One pick from this round is sure not to stick: A.J. Green. The Bengals star injured his foot and is expected to miss a handful of weeks recovering. If Green were guaranteed to return at 100% health, taking him wouldn’t be so daunting. However, the chances that he injured his foot or sustains another injury because he is compensating for his injured foot are high.

Instead of taking Green, look to Adam Thielen. Last season, Thielen’s 1,373 nearly matched Green’s career-high of 1,426 from 2013. There’s no reason to take on Green’s risk anywhere close to where Thielen is drafted.





Round 4

This round’s big mover will be Kerryon Johnson. The Lions released Theo Riddick before this draft took place. Riddick carried the ball 40 times and caught a whopping 61 passes last season. Under Matt Patricia, Detroit’s offense will run through their backfield and now that means exclusively Kerryon Johnson. The Auburn product was dominant in college, rushing for nearly 1,400 yards and tallying 18 scores on the ground. In his first season, he also caught 32 balls in 10 games. Johnson has all of the makings of the NFL’s next bell-cow and almost certainly won’t get the bump he deserves in drafts after Riddick’s release.

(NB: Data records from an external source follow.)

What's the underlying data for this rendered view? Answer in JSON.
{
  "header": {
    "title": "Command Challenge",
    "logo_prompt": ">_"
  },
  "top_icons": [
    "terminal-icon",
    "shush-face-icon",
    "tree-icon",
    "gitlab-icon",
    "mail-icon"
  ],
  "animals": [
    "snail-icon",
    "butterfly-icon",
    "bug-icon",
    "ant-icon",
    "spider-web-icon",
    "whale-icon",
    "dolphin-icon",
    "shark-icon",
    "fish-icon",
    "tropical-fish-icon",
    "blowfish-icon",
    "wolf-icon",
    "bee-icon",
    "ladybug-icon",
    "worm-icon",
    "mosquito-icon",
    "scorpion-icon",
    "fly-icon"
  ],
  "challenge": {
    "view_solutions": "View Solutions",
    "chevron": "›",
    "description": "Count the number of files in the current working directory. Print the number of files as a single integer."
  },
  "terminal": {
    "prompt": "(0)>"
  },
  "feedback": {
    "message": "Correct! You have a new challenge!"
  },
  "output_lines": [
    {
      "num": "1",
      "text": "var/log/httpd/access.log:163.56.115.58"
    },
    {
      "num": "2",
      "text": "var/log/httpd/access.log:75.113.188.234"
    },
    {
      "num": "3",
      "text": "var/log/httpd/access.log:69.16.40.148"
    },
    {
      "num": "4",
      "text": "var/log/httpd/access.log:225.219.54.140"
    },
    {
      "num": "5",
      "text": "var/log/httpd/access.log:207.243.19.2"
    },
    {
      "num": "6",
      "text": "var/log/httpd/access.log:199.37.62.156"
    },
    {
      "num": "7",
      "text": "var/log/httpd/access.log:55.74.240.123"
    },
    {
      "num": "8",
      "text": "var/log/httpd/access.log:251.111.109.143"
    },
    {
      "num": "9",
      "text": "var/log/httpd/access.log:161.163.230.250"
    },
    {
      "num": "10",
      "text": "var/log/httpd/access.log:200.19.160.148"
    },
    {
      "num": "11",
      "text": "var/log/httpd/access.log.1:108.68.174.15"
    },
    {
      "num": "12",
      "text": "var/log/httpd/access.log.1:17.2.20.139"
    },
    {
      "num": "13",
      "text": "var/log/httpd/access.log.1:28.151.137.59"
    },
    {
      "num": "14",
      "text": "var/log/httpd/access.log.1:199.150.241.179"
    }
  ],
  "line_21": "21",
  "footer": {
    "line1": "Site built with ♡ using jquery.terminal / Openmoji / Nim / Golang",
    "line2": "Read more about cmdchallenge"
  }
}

Round 5

The running back position is littered with landmines in Round 5. Tarik Cohen will not be able to score eight times on 170 touches again but he will take enough volume from David Montgomery to damage both of their values significantly.

Chris Carson will have to hold off Seattle’s first-round pick from 2018, Rashaad Penny.

Meanwhile, Chris Godwin has accumulated over 1,300 yards by the age of 22 and Calvin Ridley put up a top-24 season as a rookie. Early-career production is a great indicator of future production and the fifth round features it in droves.





Round 6-10

Late single-digit rounds are a great place to pick up your tight end. O.J. Howard and Hunter Henry are the reasons you don’t to spend an early pick on the position.

Howard has led all tight ends in yards per target both years that he’s been in the NFL. Now Tampa is without DeSean Jackson and Adam Humphries. The duo was responsible for 1,590 yards last year. Howard will finally merge efficiency and volume in 2019, setting him up for a monster season.

Henry is in an eerily similar situation. The Chargers let Tyrell Williams and Antonio Gates leave. The two accounted for just shy of 1,000 yards last year. Early in the last off-season, Henry was viewed as the next star tight end. He’ll reach that status in 2019.





Round 11-14

Being the first person to get their passer is a dangerous game. Star quarterbacks come later in drafts at a staggering rate. Patrick Mahomes and Andrew Luck could often be selected after 10 quarterbacks were taken in 2018 drafts

The 2019 example of this phenomena Kyler Murray. His 11.6 yards per attempt last season were the greatest mark ever achieved by a collegiate passer. Now he’ll join Kliff Kingsbury in Arizona. This will be the city known for bringing the air raid offense to the NFL in history books. Kliff has a track record of offensive success at Texas Tech and Murray was as talented as they come in college. He’s the greatest value at quarterback in drafts right now and should keep anyone from selecting a passer before Round 11.





Round 15-16

If there’s one thing pros always get right, it’s knowing when to take kickers and defense. Only one of either position was taken before the final three rounds and that was the Chicago Bears, who led the league in fantasy points for a defense. Take a defense that has similar upside, like the Raven and Jaguars, or pick a team with an easy schedule early, like New England (who gets the Bills, Jets, Dolphins, and Washington in weeks after taking on Pittsburgh in Week 1). That’s the entire strategy for defenses: Don’t overthink it.